◆ Task
Among the entries below, find the lines that contain the string "optional". State only how many there are.

◆ Source records

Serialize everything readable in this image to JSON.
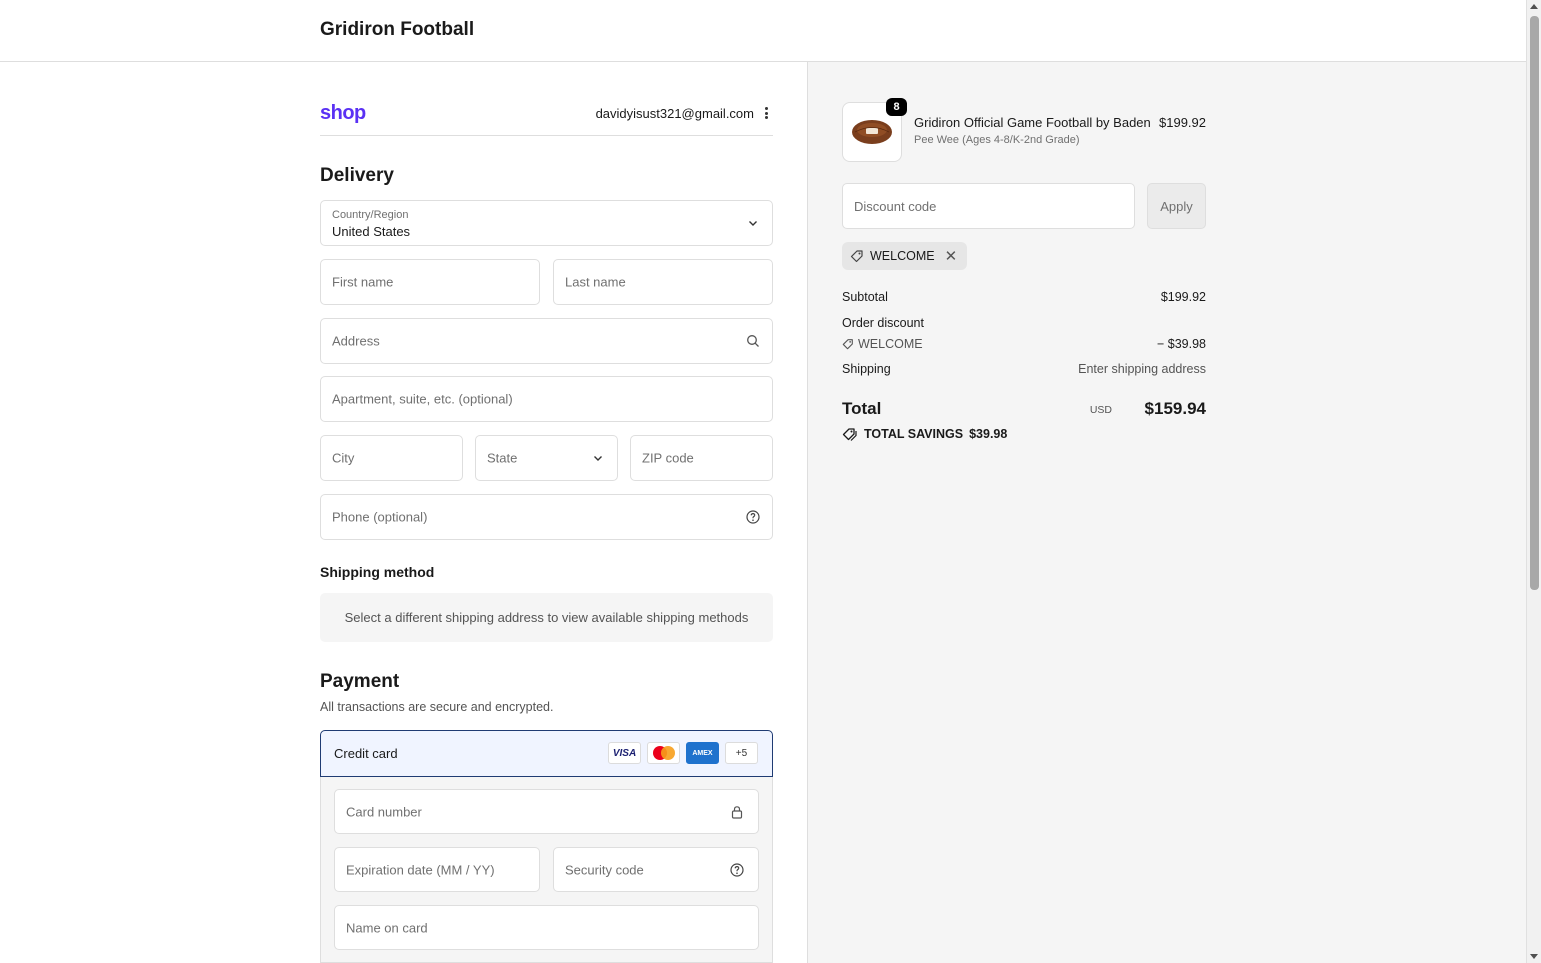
{
  "header": {
    "store_name": "Gridiron Football"
  },
  "account": {
    "logo": "shop",
    "email": "davidyisust321@gmail.com",
    "menu_icon": "kebab-menu-icon"
  },
  "delivery": {
    "title": "Delivery",
    "country_label": "Country/Region",
    "country_value": "United States",
    "first_name": "First name",
    "last_name": "Last name",
    "address": "Address",
    "apartment": "Apartment, suite, etc. (optional)",
    "city": "City",
    "state": "State",
    "zip": "ZIP code",
    "phone": "Phone (optional)"
  },
  "shipping_method": {
    "title": "Shipping method",
    "note": "Select a different shipping address to view available shipping methods"
  },
  "payment": {
    "title": "Payment",
    "subtitle": "All transactions are secure and encrypted.",
    "method": "Credit card",
    "logos": [
      "VISA",
      "Mastercard",
      "AMEX",
      "+5"
    ],
    "card_number": "Card number",
    "expiration": "Expiration date (MM / YY)",
    "security_code": "Security code",
    "name_on_card": "Name on card"
  },
  "summary": {
    "product": {
      "quantity": "8",
      "name": "Gridiron Official Game Football by Baden",
      "variant": "Pee Wee (Ages 4-8/K-2nd Grade)",
      "price": "$199.92"
    },
    "discount_placeholder": "Discount code",
    "apply_label": "Apply",
    "applied_code": "WELCOME",
    "subtotal_label": "Subtotal",
    "subtotal_value": "$199.92",
    "order_discount_label": "Order discount",
    "discount_code": "WELCOME",
    "discount_value": "− $39.98",
    "shipping_label": "Shipping",
    "shipping_value": "Enter shipping address",
    "total_label": "Total",
    "currency": "USD",
    "total_value": "$159.94",
    "savings_label": "TOTAL SAVINGS",
    "savings_value": "$39.98"
  },
  "colors": {
    "shop_brand": "#5a31f4",
    "selected_border": "#1f3b73",
    "summary_bg": "#f5f5f5"
  }
}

◆ Reply
2